- **HOW TO COMPLETE THIS TASK**
Scan the material below for the word "JSON", then copy every line in which it appears.
=== Section Start ===
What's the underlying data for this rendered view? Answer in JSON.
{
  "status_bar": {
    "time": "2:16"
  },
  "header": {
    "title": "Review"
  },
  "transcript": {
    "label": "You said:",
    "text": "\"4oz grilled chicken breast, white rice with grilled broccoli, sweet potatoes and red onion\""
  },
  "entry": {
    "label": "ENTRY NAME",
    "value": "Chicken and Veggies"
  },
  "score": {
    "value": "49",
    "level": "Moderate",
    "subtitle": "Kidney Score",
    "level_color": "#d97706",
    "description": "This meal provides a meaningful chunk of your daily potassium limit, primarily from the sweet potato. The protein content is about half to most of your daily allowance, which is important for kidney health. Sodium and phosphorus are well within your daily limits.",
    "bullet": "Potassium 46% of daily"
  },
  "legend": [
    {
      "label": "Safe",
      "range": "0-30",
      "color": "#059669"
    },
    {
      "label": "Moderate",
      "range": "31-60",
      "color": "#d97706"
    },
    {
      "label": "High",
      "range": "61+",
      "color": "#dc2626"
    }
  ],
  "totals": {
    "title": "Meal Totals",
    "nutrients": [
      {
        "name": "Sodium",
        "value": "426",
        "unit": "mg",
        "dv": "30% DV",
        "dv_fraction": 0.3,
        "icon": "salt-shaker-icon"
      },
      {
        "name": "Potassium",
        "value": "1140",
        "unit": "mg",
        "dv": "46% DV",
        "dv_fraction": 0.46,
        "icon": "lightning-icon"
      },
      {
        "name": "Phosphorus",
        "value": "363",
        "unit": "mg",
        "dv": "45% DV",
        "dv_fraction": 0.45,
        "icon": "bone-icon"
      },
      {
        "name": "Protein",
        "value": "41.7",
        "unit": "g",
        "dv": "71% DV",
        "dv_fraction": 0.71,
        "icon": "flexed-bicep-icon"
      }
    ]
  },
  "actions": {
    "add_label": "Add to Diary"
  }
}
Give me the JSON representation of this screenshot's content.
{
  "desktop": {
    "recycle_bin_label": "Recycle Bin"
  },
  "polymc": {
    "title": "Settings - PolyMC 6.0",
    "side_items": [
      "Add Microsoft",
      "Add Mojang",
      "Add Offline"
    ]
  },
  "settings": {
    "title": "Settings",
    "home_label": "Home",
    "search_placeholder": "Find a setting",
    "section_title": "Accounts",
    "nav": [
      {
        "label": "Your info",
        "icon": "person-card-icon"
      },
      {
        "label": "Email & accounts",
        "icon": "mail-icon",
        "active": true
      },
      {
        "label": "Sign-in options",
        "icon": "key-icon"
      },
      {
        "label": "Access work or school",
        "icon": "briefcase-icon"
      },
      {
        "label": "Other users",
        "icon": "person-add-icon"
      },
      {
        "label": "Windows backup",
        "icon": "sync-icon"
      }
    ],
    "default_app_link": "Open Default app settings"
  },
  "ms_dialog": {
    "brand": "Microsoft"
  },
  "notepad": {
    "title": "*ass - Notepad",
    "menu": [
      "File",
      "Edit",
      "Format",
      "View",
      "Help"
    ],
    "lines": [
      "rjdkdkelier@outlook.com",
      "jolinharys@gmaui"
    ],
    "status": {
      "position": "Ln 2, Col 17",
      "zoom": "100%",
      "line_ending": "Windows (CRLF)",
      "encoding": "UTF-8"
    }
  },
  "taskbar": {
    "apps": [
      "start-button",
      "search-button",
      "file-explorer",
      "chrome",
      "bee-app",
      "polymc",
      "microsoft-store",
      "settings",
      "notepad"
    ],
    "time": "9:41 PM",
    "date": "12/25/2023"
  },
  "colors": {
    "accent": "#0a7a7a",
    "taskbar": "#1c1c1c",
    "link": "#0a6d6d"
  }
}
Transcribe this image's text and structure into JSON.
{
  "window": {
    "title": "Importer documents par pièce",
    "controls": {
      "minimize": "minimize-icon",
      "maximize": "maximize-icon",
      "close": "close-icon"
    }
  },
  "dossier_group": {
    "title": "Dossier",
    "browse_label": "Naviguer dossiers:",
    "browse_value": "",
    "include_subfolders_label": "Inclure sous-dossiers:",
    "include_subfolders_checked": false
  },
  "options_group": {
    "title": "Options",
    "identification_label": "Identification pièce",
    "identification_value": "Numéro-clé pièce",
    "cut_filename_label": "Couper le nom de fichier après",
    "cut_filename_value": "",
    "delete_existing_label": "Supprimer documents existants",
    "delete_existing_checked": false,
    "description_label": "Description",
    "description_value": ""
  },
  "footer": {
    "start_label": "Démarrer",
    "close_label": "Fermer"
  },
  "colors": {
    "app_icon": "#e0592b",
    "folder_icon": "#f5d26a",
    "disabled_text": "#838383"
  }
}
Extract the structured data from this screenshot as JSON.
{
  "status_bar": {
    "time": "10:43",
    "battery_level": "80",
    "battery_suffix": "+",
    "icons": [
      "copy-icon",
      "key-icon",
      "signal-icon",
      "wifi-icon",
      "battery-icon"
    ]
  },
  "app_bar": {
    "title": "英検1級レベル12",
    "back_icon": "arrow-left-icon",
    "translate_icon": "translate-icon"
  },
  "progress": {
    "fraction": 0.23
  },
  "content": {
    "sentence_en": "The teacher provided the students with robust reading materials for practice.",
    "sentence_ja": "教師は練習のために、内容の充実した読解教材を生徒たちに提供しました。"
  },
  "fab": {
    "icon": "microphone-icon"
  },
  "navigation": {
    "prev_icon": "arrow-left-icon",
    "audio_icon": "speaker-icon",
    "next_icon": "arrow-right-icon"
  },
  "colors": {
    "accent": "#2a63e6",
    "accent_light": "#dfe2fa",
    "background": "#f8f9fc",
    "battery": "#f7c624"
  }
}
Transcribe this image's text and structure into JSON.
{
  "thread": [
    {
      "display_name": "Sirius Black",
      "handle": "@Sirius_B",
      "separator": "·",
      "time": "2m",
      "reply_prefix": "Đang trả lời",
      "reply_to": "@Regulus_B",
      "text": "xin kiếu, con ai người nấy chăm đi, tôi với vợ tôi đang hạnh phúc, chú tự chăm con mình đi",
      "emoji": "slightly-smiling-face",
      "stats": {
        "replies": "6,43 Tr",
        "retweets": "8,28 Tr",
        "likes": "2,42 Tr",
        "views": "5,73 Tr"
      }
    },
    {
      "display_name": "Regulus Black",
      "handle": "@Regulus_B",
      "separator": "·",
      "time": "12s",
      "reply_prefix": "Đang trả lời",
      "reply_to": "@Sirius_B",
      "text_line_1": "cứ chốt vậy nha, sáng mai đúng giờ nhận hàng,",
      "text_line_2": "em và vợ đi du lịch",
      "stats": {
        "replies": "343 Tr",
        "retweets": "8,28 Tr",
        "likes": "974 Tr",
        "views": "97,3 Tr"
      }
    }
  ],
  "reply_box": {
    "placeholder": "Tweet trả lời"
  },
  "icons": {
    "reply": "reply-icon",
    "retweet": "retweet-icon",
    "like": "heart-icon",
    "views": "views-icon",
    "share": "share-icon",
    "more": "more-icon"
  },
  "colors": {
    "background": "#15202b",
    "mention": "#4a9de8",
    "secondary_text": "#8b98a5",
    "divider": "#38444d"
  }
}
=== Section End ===
- **ANSWER BOX**
What's the underlying data for this rendered view? Answer in JSON.
Give me the JSON representation of this screenshot's content.
Transcribe this image's text and structure into JSON.
Extract the structured data from this screenshot as JSON.
Transcribe this image's text and structure into JSON.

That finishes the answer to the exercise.